But it’s about more than just being au courant. The Royals, says Sorensen, are in the social media space "for the same reason that companies, from a marketing perspective, are on Facebook and Twitter: it gives them a direct pipeline to their customers — or, in this case, to the public or their followers."

Leslie Chan, a professor of media studies and international development studies at the University of Toronto, says that part of the reason the buzz for the royal wedding is so deafening is because so many parties are using social media for their own ends — whether it’s companies hawking tie-in products, media outlets hoping to snare more viewers or the Royals themselves, simply trying to stay relevant.

"To a large extent, [social media] are being co-opted by those who are running these events as a way to drive attention to it," says Chan. "Most of the social media are platforms for selling one thing or the other."

While technology and social media have made it easier to follow the royal wedding, Chan isn’t sure it means that there’s a spike in actual interest.
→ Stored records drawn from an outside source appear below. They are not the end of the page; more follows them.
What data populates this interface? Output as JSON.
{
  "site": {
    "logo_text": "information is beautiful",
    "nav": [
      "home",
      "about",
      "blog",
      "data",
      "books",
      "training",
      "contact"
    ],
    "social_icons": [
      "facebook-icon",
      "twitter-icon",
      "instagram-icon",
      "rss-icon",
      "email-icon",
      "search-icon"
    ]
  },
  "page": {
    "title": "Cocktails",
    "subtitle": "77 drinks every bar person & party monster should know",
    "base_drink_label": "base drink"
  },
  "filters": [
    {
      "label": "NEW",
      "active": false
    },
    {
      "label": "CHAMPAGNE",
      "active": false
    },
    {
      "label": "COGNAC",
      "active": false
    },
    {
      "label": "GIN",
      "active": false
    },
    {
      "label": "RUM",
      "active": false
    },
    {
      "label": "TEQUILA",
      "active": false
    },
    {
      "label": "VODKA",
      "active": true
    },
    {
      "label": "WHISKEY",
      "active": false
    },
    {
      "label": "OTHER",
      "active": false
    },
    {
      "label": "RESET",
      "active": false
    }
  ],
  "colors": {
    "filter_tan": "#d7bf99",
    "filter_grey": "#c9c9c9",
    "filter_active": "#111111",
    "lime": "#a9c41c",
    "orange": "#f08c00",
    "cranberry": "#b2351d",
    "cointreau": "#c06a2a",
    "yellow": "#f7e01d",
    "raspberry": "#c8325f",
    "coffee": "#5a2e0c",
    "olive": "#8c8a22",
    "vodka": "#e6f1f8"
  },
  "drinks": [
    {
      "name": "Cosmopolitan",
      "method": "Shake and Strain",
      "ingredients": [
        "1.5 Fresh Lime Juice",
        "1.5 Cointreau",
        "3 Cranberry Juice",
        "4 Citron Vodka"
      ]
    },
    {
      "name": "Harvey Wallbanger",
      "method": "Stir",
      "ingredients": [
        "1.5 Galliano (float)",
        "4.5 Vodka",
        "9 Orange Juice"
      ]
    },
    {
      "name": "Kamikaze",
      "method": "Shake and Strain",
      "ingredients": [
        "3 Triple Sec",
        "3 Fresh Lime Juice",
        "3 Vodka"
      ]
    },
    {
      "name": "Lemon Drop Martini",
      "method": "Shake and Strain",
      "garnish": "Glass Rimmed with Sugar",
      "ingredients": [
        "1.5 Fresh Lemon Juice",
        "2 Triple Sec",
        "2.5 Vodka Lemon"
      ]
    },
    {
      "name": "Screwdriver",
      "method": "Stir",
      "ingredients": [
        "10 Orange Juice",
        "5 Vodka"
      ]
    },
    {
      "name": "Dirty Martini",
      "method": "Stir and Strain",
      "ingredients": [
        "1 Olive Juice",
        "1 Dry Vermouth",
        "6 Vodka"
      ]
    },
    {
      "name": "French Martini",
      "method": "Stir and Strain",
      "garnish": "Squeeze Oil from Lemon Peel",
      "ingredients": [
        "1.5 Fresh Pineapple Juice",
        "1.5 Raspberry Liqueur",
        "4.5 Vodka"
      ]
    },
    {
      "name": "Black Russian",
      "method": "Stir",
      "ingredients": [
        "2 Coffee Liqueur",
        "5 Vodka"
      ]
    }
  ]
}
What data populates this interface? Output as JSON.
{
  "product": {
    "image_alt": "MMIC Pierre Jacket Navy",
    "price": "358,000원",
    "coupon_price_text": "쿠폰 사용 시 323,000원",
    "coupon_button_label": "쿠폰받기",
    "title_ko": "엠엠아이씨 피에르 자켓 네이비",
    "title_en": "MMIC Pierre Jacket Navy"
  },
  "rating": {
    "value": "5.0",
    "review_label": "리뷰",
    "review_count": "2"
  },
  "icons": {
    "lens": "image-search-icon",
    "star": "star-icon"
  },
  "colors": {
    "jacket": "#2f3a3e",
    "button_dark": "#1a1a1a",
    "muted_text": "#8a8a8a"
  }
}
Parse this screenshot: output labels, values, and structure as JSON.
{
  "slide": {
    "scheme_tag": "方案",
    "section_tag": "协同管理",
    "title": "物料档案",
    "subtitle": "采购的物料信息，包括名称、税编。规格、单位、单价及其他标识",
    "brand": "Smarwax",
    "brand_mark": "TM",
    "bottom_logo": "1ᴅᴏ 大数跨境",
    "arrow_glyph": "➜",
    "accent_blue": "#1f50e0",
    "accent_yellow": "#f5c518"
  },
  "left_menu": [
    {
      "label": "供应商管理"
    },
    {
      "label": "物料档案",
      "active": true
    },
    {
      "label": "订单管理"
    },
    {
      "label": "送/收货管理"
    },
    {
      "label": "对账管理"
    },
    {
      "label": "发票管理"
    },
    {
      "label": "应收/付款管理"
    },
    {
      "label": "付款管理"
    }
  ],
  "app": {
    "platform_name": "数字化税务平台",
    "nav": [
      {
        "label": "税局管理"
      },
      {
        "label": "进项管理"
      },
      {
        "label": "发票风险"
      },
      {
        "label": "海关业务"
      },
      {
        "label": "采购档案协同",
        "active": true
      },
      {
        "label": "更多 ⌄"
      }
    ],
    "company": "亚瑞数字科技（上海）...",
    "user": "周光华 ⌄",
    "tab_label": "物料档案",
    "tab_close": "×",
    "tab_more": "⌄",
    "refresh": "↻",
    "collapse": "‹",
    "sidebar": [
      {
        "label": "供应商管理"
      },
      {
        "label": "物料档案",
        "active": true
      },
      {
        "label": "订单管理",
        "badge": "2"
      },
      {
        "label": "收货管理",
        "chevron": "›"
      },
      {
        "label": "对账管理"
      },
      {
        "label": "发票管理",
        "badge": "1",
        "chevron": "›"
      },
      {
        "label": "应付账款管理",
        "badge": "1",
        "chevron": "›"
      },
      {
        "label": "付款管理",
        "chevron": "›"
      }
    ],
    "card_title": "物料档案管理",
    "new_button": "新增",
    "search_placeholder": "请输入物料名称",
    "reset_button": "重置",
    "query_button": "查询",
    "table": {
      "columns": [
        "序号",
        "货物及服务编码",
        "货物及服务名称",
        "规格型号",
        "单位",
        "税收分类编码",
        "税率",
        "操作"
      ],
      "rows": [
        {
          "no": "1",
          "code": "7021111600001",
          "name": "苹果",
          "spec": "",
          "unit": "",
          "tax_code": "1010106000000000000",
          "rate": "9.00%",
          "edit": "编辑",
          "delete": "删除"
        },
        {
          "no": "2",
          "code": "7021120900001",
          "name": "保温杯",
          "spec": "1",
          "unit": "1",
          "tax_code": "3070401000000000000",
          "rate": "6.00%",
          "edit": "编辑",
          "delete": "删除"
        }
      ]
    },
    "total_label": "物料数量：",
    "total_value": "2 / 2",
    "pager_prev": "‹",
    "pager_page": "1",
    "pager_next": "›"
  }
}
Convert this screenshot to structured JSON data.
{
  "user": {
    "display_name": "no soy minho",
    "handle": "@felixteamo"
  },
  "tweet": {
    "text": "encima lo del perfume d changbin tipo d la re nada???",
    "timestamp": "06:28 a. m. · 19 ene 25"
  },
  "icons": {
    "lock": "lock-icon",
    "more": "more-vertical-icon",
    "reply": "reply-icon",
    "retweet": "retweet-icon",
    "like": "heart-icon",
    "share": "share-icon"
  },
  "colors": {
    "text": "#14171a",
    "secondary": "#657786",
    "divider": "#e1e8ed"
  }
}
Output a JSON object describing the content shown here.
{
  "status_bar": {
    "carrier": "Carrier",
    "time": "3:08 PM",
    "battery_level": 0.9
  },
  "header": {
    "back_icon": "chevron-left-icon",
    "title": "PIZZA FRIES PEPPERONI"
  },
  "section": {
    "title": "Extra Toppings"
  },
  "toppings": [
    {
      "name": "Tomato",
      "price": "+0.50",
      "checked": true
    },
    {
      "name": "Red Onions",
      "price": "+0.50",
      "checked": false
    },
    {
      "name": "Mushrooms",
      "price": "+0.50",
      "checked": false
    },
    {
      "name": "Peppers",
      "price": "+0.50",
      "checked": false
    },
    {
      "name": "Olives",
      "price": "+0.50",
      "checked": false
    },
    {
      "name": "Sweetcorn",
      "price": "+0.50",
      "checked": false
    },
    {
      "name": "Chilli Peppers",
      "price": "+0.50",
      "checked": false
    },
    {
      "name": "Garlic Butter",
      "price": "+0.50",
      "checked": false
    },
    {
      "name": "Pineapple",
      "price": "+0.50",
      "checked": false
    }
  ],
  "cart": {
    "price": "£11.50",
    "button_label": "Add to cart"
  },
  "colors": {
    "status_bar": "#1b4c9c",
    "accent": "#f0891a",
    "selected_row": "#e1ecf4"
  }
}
He says he has discerned "a new social anxiety created by social media."

"I notice among my students, when I talk with them, there’s this anxiety of not being a part of something that’s going on," he says. "It’s not that they’re necessarily interested in the event, they just want to be socially included."

Chan feels it’s a tendency tied to all major events nowadays.

"This [anxiety] is showing up in things like social protests, like the G20 and so forth. You’ve got people saying, ‘Oh yeah, we support this and we support that,’ and they make a check on their Facebook page and it’s as if somehow they participated. So social media gives us a false sense of participation."

Chan also cautions that web statistics about social engagement aren’t always accurate.

"If I have my RSS feed subscribing to one of these events, I’m sure [the organizers are] counting me in as part of the audience, even though I may not have looked at it," he says.

Social media has in some ways brought us closer to the Royals, but even some diehards are finding it to be overkill.

"There's really been a saturation of coverage that's overwhelming and almost unnecessary.  I say that as a person who is interested and is excited to watch the event – I can't imagine what it feels like for those who are only casually interested or who don't care at all," says Ella Kay.

"I've actually tried to limit my news about the wedding to only some stories from a few fairly reliable outlets, otherwise I think I'd be sick of the whole thing before it even happened."